═════ DATA SECTION

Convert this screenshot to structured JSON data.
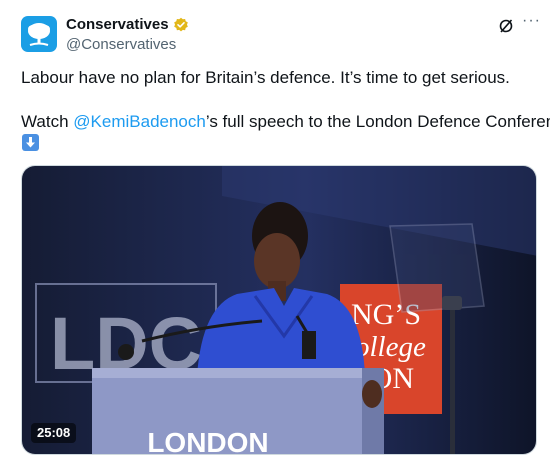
{
  "account": {
    "display_name": "Conservatives",
    "handle": "@Conservatives",
    "brand_color": "#1b9ee5",
    "verified_badge_color": "#e2b719"
  },
  "tweet": {
    "line1": "Labour have no plan for Britain’s defence. It’s time to get serious.",
    "line2_prefix": "Watch ",
    "mention": "@KemiBadenoch",
    "line2_suffix": "’s full speech to the London Defence Conference",
    "emoji": "down-arrow-emoji"
  },
  "media": {
    "duration": "25:08",
    "podium_text": "LONDON",
    "banner_left_text": "LDC",
    "banner_right_lines": [
      "NG’S",
      "ollege",
      "DON"
    ],
    "banner_right_color": "#d9452b"
  },
  "icons": {
    "grok": "grok-icon",
    "more": "more-icon",
    "more_glyph": "···"
  }
}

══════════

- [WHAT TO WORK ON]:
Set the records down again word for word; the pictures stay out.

- [SOLUTION]:
Convert this screenshot to structured JSON data.
{
  "account": {
    "display_name": "Conservatives",
    "handle": "@Conservatives",
    "brand_color": "#1b9ee5",
    "verified_badge_color": "#e2b719"
  },
  "tweet": {
    "line1": "Labour have no plan for Britain’s defence. It’s time to get serious.",
    "line2_prefix": "Watch ",
    "mention": "@KemiBadenoch",
    "line2_suffix": "’s full speech to the London Defence Conference",
    "emoji": "down-arrow-emoji"
  },
  "media": {
    "duration": "25:08",
    "podium_text": "LONDON",
    "banner_left_text": "LDC",
    "banner_right_lines": [
      "NG’S",
      "ollege",
      "DON"
    ],
    "banner_right_color": "#d9452b"
  },
  "icons": {
    "grok": "grok-icon",
    "more": "more-icon",
    "more_glyph": "···"
  }
}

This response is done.